One good way to introduce board members to one another (and not just new members, but the whole board) is to ask everyone to share everything they know about their baptism. But what if you were baptized at four months and have no memory? Do you know where you were baptized? Who was present? Where were you living? Were your parent or parents regularly participating in a church? Everyone usually knows something about their baptism that can serve as an introduction to who they are.
Another good way to introduce board members to one another (and again, not just the new members) is to create a simple history timeline of the congregation and use that as a sign-in sheet. You could draw it on butcher-block paper, or on a blackboard or whiteboard, if you have one of those. Mark key dates in the life of the congregation on the timeline from founding to the present day. When members enter the room, have them sign in according to when they first got connected to the church. Then have them introduce themselves, from earliest sign-in forward. You will be surprised how well this jumbles up any sense of seniority in the room—and quickly forms a new group around shared history.
Finally, to introduce members to the depth of discernment expected on the board, you could discuss a poem or a scripture text. Imagine the reset in expectations, if a new board member asks, “When do we talk about the work?” and you are able to say, “This is the work.”
The following poem, in which Billy Collins introduces his students to the work of poetry, might offer an introduction to the work of church boards as well.
Introduction to Poetry
I ask them to take a poem
and hold it up to the light
like a color slide
or press an ear against its hive.
I say drop a mouse into a poem
and watch him probe his way out,
or walk inside the poem’s room
and feel the walls for a light switch.
I want them to waterski
across the surface of a poem
waving at the author’s name on the shore.
But all they want to do
is tie the poem to a chair with rope
and torture a confession out of it.
They begin beating it with a hose
to find out what it really means.
Scripture speaks constantly and consistently about how welcoming is a sign of faithfulness. This extends to welcoming new board members into the important work ahead. Scripture’s welcome can be summed up in Romans 15:7: “Welcome one another, therefore, just as Christ has welcomed you, for the glory of God.”

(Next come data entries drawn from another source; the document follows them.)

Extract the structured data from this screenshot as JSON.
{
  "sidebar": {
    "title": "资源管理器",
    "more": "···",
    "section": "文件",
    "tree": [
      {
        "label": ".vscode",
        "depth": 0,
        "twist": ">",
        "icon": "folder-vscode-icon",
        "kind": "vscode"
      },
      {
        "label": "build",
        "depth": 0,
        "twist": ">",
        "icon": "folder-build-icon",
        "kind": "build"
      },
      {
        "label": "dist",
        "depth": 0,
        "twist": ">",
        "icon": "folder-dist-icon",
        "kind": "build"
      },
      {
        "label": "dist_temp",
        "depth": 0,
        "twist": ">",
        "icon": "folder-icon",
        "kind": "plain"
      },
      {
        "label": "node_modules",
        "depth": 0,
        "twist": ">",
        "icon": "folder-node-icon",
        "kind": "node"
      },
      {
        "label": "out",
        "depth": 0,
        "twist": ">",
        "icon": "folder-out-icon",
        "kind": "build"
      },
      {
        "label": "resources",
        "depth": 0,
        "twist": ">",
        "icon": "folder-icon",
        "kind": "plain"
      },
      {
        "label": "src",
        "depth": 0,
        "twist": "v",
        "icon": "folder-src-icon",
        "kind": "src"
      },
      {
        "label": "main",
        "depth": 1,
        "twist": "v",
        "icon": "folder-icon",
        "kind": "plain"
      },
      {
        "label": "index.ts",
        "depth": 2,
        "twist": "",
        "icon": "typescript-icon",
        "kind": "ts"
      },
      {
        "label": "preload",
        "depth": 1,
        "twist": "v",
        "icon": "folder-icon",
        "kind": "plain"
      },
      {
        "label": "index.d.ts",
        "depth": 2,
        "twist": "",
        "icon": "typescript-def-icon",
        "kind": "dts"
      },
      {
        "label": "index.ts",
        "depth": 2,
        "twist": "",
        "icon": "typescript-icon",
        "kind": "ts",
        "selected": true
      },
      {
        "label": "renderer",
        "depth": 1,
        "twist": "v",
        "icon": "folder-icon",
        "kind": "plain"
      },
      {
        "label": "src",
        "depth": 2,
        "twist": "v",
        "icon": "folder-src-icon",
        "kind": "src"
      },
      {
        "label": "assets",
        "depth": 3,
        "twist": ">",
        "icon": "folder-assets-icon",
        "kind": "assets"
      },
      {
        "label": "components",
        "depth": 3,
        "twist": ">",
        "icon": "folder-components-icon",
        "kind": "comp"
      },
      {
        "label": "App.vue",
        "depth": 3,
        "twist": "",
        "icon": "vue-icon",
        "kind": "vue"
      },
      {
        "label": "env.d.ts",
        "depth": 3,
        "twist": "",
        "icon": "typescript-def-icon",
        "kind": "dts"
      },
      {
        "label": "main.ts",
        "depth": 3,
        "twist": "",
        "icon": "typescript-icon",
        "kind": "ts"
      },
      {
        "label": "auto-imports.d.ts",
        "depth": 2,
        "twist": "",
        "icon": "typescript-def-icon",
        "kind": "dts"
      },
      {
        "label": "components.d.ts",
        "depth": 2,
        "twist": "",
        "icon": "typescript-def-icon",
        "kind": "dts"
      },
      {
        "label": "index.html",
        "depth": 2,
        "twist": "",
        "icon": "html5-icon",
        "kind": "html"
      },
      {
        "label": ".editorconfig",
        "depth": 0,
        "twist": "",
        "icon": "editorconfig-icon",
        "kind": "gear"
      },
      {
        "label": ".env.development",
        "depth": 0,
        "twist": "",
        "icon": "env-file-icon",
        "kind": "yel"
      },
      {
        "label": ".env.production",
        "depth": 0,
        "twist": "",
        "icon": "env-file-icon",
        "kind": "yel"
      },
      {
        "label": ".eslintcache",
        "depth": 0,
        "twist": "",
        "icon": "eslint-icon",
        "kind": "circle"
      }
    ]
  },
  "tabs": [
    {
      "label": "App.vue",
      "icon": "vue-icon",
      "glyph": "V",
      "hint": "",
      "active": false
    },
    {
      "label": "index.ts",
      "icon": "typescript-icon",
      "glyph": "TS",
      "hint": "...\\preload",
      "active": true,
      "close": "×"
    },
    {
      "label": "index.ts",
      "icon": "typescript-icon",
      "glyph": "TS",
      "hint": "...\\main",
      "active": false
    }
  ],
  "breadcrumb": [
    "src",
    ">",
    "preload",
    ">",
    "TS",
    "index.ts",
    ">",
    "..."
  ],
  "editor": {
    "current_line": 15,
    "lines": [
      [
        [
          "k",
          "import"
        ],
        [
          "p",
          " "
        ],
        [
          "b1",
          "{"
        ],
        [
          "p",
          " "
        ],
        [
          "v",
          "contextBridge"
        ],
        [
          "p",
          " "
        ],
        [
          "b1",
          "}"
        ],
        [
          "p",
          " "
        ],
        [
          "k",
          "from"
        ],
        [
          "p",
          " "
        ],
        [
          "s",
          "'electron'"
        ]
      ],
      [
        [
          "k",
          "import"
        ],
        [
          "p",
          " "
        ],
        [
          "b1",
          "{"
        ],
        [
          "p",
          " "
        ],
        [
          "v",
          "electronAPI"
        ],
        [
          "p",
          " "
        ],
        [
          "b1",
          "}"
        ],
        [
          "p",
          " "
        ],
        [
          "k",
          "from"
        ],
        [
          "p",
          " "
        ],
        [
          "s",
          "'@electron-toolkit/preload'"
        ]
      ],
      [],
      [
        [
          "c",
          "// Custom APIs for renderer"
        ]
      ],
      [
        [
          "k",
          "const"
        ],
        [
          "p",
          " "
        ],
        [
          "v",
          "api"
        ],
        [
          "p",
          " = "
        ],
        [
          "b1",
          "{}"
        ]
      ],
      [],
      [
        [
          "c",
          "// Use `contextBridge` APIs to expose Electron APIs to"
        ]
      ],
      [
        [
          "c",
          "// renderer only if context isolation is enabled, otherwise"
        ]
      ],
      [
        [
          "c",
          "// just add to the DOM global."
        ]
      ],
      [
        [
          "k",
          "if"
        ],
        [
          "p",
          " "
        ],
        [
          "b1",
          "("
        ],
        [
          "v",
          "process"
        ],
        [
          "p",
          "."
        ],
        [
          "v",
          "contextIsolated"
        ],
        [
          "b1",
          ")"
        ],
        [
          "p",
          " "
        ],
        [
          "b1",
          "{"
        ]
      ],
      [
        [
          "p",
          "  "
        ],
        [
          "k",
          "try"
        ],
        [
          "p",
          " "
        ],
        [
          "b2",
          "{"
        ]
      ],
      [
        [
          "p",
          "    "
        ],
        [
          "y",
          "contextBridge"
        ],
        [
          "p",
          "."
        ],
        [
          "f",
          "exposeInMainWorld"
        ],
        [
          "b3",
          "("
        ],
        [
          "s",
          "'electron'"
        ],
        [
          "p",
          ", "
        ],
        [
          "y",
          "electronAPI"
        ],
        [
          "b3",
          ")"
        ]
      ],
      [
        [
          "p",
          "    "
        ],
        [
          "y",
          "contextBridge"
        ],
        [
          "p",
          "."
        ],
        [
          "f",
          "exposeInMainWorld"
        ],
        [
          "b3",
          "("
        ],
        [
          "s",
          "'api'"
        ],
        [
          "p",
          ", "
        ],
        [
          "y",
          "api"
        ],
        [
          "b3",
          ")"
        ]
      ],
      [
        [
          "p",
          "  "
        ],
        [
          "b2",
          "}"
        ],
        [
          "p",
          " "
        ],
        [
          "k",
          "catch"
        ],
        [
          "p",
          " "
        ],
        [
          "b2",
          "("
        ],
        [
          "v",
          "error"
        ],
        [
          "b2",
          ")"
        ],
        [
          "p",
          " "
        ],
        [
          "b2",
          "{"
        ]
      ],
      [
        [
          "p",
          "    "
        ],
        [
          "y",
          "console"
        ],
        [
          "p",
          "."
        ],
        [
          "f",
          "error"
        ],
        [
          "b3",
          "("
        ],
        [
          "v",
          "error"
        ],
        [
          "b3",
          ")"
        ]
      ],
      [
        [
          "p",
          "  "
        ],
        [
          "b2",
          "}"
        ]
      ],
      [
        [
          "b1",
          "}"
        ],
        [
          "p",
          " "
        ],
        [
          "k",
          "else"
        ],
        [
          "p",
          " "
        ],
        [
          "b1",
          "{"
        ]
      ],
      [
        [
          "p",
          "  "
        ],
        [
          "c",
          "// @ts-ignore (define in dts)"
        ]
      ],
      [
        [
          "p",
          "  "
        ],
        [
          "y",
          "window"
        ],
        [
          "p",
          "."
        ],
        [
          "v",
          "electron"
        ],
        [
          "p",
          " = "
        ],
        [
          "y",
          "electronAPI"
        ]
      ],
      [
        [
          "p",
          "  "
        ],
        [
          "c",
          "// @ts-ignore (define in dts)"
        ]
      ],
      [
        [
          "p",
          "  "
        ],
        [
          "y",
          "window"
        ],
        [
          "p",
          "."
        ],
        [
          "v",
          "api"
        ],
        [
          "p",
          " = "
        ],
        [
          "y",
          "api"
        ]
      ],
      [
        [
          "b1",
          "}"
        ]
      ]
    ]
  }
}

Everything we do should show that we follow Jesus and we glorify God. This certainly applies to new board member orientation, which really calls for so much more than a three-ring binder. Or a rope and a hose.
What is the work that Collins wants his students to do? Why does he introduce them to that work by invoking color slides, and hives, and rooms and mice and waterskiing?
Why do we sometimes want to get out a rope and a hose when reading poetry?
What is the work that you want your new lay leaders to do? How will you introduce them to that work?
What false ideas of the work might you have to gently dispel?
How can you welcome one another to the work in a way that truly glorifies God?